Reports say the U.S. has carried out a drone strike on suspected militants in Yemen, the first after President Barack Obama offered reassurances the U.S. is continuing its counterterrorism operations in the country. The future of those operations has been in question following the collapse last week of Yemen’s government. VOA White House correspondent Luis Ramirez reports.
Video

Video Kerry Warns Against Violence in Nigeria Election

US Secretary of State John Kerry visited Nigeria Sunday in a show of the level of concern within the U.S. and the international community over next month’s presidential election. Chris Stein reports.
Video

Video Zoo Animals Show Their Artistic Sides

The pursuit of happiness is so important, America's founding fathers put it in the Declaration of Independence. Any zookeeper will tell you animals need enrichment, just like humans do. So painting, and even music, are part of the Smithsonian National Zoo's program to keep the animals happy. VOA’s June Soh met some animal artists at the zoo in Washington. Faith Lapidus narrates.
Video

Video Worldwide Photo Workshops Empower Youth

Last September, 20 young adults from South Sudan took part in a National Geographic Photo Camp. They are among hundreds of students from around the world who have learned how to use a camera to tell the stories of the people in their communities through the powerful medium of photography. Three camp participants talked about their experiences recently on a visit to Washington. VOA’s Julie Taboh reports.
Video

Video Saudi, Yemen Developments Are Sudden Complications for Obama

The death of Saudi Arabia's King Abdullah and the collapse of Yemen’s government have cast further uncertainty on U.S. efforts to fight militants in the Middle East and also contain Iran’s influence in the region. VOA White House correspondent Luis Ramirez reports on the new complications facing the Obama administration and its Middle East policy.
Video

Video Progress, Some Areas of Disagreement in Cuba Talks

U.S. and Cuban officials are reporting progress from initial talks in Havana on re-establishing diplomatic ties. U.S. Assistant Secretary of State (for Western Hemisphere Affairs) Roberta Jacobson said while there was agreement on a broad range of issues, there also are some “profound disagreements” between Washington and Havana. VOA State Department correspondent Pam Dockins has the story.
Video

Video US, Japan Offer Lessons as Eurozone Launches Huge Stimulus

The Euro currency has fallen sharply after the European Central Bank announced a bigger-than-expected $67 billion-a-month quantitative easing program Thursday - commonly seen as a form of printing new money. Henry Ridgwell reports for VOA from London on whether the move might rescue the eurozone economy -- and what lessons have been learned from similar programs around the world.
Video

Video Nigerian Elections Pose Concern of Potential Conflict in 'Middle Belt'

Nigeria’s north-central state of Kaduna has long been the site of fighting between Muslims and Christians as well as between people of different ethnic groups. As the February elections approach, community and religious leaders are making plans they hope will keep the streets calm after results are announced.
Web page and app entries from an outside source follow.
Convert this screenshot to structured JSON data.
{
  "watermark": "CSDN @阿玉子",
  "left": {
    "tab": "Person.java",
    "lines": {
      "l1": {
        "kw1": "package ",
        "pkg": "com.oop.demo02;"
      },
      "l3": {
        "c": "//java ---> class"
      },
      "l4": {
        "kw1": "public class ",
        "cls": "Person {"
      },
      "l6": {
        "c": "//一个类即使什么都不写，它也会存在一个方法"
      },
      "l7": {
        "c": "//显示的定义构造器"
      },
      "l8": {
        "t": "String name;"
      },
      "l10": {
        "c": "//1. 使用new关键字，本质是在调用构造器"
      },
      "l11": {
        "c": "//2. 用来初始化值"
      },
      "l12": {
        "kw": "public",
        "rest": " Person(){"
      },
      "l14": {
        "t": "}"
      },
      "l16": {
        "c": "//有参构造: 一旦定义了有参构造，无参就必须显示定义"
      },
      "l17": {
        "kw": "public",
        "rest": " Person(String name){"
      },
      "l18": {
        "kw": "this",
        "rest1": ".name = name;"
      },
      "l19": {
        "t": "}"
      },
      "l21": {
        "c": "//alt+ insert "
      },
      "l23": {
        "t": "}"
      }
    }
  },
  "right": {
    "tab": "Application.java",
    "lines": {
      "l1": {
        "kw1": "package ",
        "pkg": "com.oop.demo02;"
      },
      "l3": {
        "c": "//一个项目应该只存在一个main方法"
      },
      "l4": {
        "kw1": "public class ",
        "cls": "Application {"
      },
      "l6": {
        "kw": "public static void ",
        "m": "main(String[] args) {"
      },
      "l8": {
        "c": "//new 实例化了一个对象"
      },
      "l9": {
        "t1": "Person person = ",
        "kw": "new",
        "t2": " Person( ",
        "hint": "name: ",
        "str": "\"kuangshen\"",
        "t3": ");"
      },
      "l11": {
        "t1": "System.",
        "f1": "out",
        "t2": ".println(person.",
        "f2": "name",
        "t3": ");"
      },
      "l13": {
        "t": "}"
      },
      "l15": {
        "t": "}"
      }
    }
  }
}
Chris Stein reports from the state capital, Kaduna.
Video

Video As Viewership Drops, Obama Puts His Message on YouTube

Ratings reports show President Obama’s State of the Union address this week drew the lowest number of viewers for this annual speech in 15 years. White House officials anticipated this, and the president has decided to take a non-traditional approach to getting his message out. VOA White House correspondent Luis Ramirez reports.
Video

Video S. Korean Businesses Want to End Trade Restrictions With North

Business leaders in South Korea are calling for President Park Geun-hye to ease trade restrictions with North Korea that were put in place in 2010 after the sinking of a South Korean warship.Pro-business groups argue that expanding trade and investment is not only good for business, it is also good for long-term regional peace and security. VOA’s Brian Padden reports.

Circumventing Censorship

An Internet Primer for Healthy Web Habits

As surveillance and censoring technologies advance, so, too, do new tools for your computer or mobile device that help protect your privacy and break through Internet censorship.
More

All About America

AppleAndroid